Despite intractable militancy and ongoing theft from pipelines which has hobbled its oil production, Nigeria’s government remains resolutely upbeat over its plans to turn things around in 2017, Platts reports.
Nigeria, which has been exempted from the OPEC deal to cut output from January, hopes to pull its economy out of recession on the back of the upswing in global crude prices and restore oil production to at least 2.2 million b/d. Negotiations with militants in the Niger Delta to end attacks on oil facilities are apparently progressing and a new funding scheme for upstream ventures with foreign partners was recently agreed.

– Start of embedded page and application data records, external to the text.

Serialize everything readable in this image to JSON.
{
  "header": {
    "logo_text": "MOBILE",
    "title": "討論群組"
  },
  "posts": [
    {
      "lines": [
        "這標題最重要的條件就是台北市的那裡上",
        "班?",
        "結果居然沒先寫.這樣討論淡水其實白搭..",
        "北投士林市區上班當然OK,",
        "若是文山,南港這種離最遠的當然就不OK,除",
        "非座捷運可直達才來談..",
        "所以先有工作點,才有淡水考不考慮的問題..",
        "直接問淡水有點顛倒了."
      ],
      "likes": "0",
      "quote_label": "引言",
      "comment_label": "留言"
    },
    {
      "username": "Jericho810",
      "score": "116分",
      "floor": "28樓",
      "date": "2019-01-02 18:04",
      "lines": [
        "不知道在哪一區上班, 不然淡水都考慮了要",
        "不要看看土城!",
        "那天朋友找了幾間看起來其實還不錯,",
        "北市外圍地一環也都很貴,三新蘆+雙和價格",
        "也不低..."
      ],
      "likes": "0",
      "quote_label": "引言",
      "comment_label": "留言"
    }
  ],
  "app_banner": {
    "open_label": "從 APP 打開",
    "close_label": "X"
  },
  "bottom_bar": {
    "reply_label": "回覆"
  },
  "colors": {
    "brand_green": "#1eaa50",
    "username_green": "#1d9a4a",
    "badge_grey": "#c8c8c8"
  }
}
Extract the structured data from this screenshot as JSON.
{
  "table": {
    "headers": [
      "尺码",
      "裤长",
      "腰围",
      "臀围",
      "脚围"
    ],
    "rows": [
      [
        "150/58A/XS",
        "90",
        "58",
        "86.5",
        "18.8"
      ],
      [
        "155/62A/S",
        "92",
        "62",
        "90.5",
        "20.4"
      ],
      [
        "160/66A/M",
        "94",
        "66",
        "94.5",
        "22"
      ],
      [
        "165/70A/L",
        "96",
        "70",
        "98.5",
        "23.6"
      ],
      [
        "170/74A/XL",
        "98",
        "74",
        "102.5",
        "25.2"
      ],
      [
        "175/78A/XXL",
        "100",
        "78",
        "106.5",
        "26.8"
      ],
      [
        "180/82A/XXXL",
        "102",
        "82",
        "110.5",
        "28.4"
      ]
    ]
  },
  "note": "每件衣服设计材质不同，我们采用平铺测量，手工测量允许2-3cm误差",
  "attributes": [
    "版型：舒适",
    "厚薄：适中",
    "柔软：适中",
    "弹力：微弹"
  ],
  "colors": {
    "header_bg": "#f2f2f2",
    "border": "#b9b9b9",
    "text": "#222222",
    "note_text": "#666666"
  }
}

Femi Adesina, presidential spokesman told S&P Global Platts; “The peace deal with militants to ensure zero disruption is in progress, though slow, but I can assure you that with a show of faith, the peace deal will be consummated in no time.” But progress on peace talks with militants has already had numerous false starts with splinter groups popping up and widespread mistrust over the leadership and scope of mooted concessions to resolve the impasse.
A recovery in Nigeria’s oil production is also premised on Nigeria’s successful negotiations of years of debts owed to its partners on counterpart funding for oil ventures, and introduction of a new funding mechanism to drive investment in the upstream sector. Nigeria recently negotiated $1.7 billion off the $6.8 billion in unpaid bills over the last four years owed its partners including Shell, ExxonMobil, Chevron, Total and Eni, to exit the cash call arrangement.